- by Delilah Devlin
- Ship out critiques to the Rose’s Colored Glasses Critique Group
- Blog at NINC
- Finish copy edits of Darkness Captured & hit the UPS store to mail the book
- Return to revisions of Beloved Captor, chapters 12-16
- Finish chapter 3 of Lone Star Lovers-3
- Finish one RCG critique
That’s a pretty full day, and it started at 7 AM this morning. Most of my days look like that, with chores interspersed between the writing-related work so I don’t forget to keep my place tidy.
I plan the work and work the plan.
Of course, I’m damn good at planning work. By profession, I’m a program manager—in the Army and in private industry. I teach project management to writers now.
I hear tons of excuses for why writers can’t find the time to do what needs doing. I know family can pull you away. Kids are unpredictable. People get sick. The washing machine breaks down. The sky is blue and the sun is bright and shiny. All great excuses for why you can’t write.
But somewhere along the line, you must take control of your life and your time. If you want to be a writer, you have to commit to writing. It’s a hard job. Takes tons of discipline. But to be a writer, you have to write. How many projects, how many pages depends on what you want to fit into your life and what you want to sacrifice.
If family comes first, then don’t expect to get a thing done while they are awake and at home. Do what so many successful writers do. Get up before the house stirs or burn that midnight oil.

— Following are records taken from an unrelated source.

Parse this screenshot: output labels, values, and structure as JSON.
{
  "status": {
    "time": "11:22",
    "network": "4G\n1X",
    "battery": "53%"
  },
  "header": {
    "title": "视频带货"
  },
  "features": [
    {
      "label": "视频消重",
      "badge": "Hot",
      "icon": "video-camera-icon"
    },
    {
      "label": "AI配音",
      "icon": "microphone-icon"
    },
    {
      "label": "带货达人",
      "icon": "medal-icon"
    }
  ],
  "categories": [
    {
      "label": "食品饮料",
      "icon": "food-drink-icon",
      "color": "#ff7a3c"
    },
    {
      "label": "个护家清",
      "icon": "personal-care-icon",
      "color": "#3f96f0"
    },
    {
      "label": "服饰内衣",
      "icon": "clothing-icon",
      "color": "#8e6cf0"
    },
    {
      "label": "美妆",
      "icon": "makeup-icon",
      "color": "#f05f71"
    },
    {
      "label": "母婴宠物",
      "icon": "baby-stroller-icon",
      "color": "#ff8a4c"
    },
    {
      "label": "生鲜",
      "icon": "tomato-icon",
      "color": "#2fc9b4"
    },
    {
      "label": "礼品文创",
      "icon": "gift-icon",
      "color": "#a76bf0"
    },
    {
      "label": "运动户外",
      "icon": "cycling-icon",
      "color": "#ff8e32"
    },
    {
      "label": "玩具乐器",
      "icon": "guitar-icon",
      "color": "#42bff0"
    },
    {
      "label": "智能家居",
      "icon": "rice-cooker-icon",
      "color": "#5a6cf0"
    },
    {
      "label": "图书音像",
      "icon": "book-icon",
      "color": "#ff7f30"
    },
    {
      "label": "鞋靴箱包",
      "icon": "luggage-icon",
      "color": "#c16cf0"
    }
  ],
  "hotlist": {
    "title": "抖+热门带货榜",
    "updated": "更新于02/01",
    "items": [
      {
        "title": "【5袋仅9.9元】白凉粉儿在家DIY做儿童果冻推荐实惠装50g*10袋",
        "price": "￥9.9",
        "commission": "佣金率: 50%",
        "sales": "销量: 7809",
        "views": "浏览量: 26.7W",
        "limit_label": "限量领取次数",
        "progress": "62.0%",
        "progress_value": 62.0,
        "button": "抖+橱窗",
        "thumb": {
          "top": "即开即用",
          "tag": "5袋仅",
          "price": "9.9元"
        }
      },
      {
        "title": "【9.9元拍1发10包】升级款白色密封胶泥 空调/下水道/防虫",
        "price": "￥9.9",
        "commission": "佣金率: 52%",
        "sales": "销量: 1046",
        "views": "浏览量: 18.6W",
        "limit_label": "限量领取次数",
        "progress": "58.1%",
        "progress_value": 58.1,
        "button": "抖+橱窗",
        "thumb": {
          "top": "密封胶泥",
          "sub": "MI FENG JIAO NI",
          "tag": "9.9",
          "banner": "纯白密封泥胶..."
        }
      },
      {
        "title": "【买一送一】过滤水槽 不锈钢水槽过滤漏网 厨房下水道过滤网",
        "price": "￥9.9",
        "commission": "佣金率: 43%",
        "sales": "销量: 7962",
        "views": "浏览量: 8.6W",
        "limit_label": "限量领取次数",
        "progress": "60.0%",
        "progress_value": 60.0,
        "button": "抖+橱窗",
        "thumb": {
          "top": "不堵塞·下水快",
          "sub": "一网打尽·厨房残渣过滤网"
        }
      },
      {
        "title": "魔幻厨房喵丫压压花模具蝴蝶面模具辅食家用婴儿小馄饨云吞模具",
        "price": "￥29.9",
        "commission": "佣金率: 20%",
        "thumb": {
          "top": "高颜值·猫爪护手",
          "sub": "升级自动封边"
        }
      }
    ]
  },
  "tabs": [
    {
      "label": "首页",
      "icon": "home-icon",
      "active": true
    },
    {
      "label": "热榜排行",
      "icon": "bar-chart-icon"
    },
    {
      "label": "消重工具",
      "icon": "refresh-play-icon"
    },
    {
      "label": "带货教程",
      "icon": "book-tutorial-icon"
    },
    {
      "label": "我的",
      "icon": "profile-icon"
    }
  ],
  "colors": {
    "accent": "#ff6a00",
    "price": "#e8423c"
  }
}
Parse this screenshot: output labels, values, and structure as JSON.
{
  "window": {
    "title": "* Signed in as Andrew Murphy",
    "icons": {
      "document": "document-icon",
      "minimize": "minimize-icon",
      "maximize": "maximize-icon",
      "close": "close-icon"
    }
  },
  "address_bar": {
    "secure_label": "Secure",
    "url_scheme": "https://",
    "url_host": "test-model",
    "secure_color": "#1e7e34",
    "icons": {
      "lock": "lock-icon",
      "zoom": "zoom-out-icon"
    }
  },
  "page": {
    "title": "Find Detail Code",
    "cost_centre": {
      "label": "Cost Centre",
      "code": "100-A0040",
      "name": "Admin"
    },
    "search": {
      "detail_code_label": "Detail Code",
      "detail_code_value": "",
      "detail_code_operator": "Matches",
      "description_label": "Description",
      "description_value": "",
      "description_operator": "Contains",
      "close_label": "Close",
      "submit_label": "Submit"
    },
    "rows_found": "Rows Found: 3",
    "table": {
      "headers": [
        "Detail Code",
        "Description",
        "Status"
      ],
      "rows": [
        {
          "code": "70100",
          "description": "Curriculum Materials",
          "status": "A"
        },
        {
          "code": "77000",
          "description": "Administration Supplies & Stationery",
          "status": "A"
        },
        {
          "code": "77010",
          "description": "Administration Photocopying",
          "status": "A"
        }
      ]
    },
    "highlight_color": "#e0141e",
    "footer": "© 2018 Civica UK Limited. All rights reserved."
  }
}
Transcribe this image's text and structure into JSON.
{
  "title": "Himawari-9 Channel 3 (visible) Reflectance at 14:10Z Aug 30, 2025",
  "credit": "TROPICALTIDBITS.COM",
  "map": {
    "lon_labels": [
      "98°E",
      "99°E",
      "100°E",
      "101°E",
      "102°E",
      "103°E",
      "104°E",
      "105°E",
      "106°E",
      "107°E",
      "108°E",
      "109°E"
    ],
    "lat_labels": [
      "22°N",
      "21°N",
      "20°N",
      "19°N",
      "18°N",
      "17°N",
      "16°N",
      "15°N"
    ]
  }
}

If the day job pays the bills and take its toll on your energy, then plan to write on your weekends. Try to fit in half an hour on your lunch break.
You don’t have to have big goals (20 books a year), but you do need to set yourself some mini, interim ones. Break up the great big scary goal into smaller increments. Put them on a calendar. Schedule time to get the work done and treat it like anything else listed on that To Do list stuck on your refrigerator door.
And forget about waiting for the muse. Sit your butt in that chair and write. Remember, to be a writer, you have to write. Stay busy!